Every article about Python metaclasses contains a quotation (yep, this one is not exception) by Tim Peters: “Metaclasses are deeper magic than 99% of users should ever worry about. If you wonder whether you need them, you don’t (the people who actually need them know with certainty that they need them, and don’t need an explanation about why).” I completely disagree with this saying. Why? Because I hate magic. Moreover, I hate when something is explained using magic. Metaclasses are regular tools, and they are very useful in some cases. What cases? Let’s see.

As you know, classes in Python are full-featured objects. As any object, they are constructed using classes. Thus, the class which is used for constructing another class is called metaclass. By default, type is used in this role.

>>> class SomeClass(object):
...     pass
>>> SomeClass.__class__
<type 'type'>

When you need to get a custom metaclass, you should inherit it from type. Just like a regular class inherits object:

>>> class SomeMetaClass(type):
...     pass
>>> class AnotherClass(object):                            # Python 2.x syntax
...     __metaclass__ = SomeMetaClass
>>> class AnotherClass(object, metaclass=SomeMetaClass):   # Python 3.x syntax
...     pass
>>> AnotherClass.__class__
<class '__main__.SomeMetaClass'>

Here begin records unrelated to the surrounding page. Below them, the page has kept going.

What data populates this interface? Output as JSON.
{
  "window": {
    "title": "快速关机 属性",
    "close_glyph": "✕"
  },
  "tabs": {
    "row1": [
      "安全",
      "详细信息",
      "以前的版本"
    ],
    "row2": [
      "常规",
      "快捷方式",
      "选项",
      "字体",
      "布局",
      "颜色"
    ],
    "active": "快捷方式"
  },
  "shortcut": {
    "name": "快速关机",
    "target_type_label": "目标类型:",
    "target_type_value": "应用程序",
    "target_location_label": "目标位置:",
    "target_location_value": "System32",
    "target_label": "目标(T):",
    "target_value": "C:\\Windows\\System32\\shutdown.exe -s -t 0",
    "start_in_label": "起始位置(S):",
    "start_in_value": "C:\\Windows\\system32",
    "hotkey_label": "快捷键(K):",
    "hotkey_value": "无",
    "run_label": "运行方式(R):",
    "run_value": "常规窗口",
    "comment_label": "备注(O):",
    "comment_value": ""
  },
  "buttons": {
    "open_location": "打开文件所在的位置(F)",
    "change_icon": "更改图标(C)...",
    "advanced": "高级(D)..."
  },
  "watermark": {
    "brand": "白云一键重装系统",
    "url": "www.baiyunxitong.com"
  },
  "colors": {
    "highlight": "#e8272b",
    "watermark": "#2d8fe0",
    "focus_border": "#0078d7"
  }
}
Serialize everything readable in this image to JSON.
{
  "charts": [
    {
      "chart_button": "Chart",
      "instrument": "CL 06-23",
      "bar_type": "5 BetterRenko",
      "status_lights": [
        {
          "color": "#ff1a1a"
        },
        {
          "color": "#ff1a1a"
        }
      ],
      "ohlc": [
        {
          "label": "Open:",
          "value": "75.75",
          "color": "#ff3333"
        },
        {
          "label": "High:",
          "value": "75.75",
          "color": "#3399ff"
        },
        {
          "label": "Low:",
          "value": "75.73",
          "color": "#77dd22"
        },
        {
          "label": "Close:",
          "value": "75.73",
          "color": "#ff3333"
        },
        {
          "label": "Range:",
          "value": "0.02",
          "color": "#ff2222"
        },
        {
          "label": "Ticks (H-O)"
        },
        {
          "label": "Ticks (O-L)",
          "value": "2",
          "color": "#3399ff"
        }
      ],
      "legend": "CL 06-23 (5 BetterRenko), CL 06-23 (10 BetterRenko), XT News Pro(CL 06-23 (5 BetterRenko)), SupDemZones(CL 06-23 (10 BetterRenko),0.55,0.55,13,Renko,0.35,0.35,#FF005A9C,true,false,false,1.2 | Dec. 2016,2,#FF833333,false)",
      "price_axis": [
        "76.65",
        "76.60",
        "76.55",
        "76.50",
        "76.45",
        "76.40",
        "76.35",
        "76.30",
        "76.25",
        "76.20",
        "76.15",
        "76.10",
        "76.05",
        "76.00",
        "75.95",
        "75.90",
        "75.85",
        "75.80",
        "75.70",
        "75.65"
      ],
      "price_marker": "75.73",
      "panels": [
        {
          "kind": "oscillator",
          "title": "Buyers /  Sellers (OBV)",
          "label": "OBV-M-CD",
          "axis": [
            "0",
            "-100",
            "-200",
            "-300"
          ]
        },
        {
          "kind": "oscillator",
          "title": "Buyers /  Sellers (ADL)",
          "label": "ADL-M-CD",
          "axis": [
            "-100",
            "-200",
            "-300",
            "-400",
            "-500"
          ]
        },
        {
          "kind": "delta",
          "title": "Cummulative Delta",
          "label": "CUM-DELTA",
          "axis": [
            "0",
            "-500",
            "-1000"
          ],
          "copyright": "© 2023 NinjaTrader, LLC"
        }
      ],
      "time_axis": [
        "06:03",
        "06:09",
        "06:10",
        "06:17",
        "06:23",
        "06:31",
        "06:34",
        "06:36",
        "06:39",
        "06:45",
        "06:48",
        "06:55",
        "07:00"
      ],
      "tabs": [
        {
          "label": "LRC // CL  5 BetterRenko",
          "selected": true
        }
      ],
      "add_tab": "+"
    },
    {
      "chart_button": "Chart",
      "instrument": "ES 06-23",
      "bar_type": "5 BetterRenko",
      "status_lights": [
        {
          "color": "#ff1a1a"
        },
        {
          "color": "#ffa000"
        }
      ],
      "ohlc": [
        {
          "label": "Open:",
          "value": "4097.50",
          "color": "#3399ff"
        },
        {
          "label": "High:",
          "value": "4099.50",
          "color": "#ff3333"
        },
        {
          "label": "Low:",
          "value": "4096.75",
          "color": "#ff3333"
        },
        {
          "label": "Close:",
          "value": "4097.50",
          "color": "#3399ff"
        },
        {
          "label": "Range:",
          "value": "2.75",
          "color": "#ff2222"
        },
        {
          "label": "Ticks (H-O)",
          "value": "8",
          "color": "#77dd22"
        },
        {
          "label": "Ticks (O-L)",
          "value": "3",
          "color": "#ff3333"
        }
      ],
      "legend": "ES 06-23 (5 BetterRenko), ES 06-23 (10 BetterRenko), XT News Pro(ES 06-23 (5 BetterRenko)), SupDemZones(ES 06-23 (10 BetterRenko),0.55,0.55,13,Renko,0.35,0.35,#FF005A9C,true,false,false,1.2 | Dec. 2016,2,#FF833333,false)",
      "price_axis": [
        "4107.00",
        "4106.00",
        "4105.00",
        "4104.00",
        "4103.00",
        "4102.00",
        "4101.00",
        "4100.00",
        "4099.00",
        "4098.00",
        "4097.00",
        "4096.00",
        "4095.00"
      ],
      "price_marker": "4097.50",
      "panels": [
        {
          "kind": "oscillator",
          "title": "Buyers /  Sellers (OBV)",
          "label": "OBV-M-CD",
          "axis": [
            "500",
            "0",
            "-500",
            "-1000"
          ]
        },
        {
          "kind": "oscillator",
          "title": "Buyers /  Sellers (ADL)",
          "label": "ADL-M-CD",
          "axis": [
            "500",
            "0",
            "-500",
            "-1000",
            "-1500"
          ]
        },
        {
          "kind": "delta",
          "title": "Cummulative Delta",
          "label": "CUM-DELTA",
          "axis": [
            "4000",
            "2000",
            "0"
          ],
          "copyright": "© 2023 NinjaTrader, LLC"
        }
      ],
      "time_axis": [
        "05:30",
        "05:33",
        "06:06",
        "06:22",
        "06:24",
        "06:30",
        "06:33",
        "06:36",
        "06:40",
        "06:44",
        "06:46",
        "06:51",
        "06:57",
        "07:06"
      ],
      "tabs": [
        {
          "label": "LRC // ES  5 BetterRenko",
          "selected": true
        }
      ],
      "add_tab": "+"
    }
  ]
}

The syntax shown above usually confuses newbies. Because the magic is still there. Okay, forget about metaclasses. Let’s think about objects:

>>> obj = SomeClass()

What happens in this single line of code? We just create a new object of class SomeClass and assign the reference of this object to a variable obj. Clear. Let’s go on.

>>> AnotherClass = SomeMetaClass('AnotherClass', (object,), {})

And what is there? Exactly the same thing, but we create a class instead of a regular object. This is what happens in the magic syntax. The interpreter parses syntactic sugar of class declaration and executes it as shown above. The first parameter passed into metaclass call is a class name (it will be available under AnotherClass.__name__ attribute). The second one is a tuple of parent (or base) classes. And the third one is a body of class—its attributes and methods (it will accessible via AnotherClass.__dict__).

If you work with JavaScript, it should be familiar for you. There are no classes in JavaScript. Therefore, when you emulate them, you will have to call a factory function. The function returns an object, which will be used later as a class. Python metaclass works in the same but more convenient way.

The last question is why do we need this feature? Is simple inheritance not enough? Well, an example is the best explanation. Let’s take a look on GreenRocket library (hmm... implicit advertisement). Don’t worry, it is not about rocket science. It is a simple implementation of Observer design pattern. There are about 150 lines of code 70 of which are doc-strings.

You create a class of signals:

>>> from greenrocket import Signal
>>> class MySignal(Signal):
...     pass

Subscribe a handler on it:

>>> @MySignal.subscribe
... def handler(signal):
...     print('handler: ' + repr(signal))

Then create and fire a signal:

>>> MySignal().fire()
handler: MySignal()

...and the handler is called. Here is the body of subscribe method:

def subscribe(cls, handler):
    """ Subscribe handler to signal.  May be used as decorator """
    cls.logger.debug('Subscribe %r on %r', handler, cls)
    return handler

Look at cls.__handlers__ attribute. The library logic is based on the fact, that each signal class must have this attribute. If there had been no metaclasses in Python, the library would require explicit declaration of one in the following way:

>>> class MySignal(Signal):
...     __handlers__ = WeakSet()

But it is stupid copy-paste work. In addition, this is a bug prone solution:

>>> class MySecondSignal(MySignal):
...     pass

If user misses __handler__ attribute, MySecondSignal will actually use handlers of MySignal. Good luck in debug! That is why we need a metaclass there, it just does this work for us:

class SignalMeta(type):
    """ Signal Meta Class """

    def __init__(cls, class_name, bases, attrs):
        cls.__handlers__ = WeakSet()

As you can see, there is no magic. Of course, there are still some corner cases, which are not explained in the article. But I hope, it will be useful as a quick start for understanding of Python metaclasses.